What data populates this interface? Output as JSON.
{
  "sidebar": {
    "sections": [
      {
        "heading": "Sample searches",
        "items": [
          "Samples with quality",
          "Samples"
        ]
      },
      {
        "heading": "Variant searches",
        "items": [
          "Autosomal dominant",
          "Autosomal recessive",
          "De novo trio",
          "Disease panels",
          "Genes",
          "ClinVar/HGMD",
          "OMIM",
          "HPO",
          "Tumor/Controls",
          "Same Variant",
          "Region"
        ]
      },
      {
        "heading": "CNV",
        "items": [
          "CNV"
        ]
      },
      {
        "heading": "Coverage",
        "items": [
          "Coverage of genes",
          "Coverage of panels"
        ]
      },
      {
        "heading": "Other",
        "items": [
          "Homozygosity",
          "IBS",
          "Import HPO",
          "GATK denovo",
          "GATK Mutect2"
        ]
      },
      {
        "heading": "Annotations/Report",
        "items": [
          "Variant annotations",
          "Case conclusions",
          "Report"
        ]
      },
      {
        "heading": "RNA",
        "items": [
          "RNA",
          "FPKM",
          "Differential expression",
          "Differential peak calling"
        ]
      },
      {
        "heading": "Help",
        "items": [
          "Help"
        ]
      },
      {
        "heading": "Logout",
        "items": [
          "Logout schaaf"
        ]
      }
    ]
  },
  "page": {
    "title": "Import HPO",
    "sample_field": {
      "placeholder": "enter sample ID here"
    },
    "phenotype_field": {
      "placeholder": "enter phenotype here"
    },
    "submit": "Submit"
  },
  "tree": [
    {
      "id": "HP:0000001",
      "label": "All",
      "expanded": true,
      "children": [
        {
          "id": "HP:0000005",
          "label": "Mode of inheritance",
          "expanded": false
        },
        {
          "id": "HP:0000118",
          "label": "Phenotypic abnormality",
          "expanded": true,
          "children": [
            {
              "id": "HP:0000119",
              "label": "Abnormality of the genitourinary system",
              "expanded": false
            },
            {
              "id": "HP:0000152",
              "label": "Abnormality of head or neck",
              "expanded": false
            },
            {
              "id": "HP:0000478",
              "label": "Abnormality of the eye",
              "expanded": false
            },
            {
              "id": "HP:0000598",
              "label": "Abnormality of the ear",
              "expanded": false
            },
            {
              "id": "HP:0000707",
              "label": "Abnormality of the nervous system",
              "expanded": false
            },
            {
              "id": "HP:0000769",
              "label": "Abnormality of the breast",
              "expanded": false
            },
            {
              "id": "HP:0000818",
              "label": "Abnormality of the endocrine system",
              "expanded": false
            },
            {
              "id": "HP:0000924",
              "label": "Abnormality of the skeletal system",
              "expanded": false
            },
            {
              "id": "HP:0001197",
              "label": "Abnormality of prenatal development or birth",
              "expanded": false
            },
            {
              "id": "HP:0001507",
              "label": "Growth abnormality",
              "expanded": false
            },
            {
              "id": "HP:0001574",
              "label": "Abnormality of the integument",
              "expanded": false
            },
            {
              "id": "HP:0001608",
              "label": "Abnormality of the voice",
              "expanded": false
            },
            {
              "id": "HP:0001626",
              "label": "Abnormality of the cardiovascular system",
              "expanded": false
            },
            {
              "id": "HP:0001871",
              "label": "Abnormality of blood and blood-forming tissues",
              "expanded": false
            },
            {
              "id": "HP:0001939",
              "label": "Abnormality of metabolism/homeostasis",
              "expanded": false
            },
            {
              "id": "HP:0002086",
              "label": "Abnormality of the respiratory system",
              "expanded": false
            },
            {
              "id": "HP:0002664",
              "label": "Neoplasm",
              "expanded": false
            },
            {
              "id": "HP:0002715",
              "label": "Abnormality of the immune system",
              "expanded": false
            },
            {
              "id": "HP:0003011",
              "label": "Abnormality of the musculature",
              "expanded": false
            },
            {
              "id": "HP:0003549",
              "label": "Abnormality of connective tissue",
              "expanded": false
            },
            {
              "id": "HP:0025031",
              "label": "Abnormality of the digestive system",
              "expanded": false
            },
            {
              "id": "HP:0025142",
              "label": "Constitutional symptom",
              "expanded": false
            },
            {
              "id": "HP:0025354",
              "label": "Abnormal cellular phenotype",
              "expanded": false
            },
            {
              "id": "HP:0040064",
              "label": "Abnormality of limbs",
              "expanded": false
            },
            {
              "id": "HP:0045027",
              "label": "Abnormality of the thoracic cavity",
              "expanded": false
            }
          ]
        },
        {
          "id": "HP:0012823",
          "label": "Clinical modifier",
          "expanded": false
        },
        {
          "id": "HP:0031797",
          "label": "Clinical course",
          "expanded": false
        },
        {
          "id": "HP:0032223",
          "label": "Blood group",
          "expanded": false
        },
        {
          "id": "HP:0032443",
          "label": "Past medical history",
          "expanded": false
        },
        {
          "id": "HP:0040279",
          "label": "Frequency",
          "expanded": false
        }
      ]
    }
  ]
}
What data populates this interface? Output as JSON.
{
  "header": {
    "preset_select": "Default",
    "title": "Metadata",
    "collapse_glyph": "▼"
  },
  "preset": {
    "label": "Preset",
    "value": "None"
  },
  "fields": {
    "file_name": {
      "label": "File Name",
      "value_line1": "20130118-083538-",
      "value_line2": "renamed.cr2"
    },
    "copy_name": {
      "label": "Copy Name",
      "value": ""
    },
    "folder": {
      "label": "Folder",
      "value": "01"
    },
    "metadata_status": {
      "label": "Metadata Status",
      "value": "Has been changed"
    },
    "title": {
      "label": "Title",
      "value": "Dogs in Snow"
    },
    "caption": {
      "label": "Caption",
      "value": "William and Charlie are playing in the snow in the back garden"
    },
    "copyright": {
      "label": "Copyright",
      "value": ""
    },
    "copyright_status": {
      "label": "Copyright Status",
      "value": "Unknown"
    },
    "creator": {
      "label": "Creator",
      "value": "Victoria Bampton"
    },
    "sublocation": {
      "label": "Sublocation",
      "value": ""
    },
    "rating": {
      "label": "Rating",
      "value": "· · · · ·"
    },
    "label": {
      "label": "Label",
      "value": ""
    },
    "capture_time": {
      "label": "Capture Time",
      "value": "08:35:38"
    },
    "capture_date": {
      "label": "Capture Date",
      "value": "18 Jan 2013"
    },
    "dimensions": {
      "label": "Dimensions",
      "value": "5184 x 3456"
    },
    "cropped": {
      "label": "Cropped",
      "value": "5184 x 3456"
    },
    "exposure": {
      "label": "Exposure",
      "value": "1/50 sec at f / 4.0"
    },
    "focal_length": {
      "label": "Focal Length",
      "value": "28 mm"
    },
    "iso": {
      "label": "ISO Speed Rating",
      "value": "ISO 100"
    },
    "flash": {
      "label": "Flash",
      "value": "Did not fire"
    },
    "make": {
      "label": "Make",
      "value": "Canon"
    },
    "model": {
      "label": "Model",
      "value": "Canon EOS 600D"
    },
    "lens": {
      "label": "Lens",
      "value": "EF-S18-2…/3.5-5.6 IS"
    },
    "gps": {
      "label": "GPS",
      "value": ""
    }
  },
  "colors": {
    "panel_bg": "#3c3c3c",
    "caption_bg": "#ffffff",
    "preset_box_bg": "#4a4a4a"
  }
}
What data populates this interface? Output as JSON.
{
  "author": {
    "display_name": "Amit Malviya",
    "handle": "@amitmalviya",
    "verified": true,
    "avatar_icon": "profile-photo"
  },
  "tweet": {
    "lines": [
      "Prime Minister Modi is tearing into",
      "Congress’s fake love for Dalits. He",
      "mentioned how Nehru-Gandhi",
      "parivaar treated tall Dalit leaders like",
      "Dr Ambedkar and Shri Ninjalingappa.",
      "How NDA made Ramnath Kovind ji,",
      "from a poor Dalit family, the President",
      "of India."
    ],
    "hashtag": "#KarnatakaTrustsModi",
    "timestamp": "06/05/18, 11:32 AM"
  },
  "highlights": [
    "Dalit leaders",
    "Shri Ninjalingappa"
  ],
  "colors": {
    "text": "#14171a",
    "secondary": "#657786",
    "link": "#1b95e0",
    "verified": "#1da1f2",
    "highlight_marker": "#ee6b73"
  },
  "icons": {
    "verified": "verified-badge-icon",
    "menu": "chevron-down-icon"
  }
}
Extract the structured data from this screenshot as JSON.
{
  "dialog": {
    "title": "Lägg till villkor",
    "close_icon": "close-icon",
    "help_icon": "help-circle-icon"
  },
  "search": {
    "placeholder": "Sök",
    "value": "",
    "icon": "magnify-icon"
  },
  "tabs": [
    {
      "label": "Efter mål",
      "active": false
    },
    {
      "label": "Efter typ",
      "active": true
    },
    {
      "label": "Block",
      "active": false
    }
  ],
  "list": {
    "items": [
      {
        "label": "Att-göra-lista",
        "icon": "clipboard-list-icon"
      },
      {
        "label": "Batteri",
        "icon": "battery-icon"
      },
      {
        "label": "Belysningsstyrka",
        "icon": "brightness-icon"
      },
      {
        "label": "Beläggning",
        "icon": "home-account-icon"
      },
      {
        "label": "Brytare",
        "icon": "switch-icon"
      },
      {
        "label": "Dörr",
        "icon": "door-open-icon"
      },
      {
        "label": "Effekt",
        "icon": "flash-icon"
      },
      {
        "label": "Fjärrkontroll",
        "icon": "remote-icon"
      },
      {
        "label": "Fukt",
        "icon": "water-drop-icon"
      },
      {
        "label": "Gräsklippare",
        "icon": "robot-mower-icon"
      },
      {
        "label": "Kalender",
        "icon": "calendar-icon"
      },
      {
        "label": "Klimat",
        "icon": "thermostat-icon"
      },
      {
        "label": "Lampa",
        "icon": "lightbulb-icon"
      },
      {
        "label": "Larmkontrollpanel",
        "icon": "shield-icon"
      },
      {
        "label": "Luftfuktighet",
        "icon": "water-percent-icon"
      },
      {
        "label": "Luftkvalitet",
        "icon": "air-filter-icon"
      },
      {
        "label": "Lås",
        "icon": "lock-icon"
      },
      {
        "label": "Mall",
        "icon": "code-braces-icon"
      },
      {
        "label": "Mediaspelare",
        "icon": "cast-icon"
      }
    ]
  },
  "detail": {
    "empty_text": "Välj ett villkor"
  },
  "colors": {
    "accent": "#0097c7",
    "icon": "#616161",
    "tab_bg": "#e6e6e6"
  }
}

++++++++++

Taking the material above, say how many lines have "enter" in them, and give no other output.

2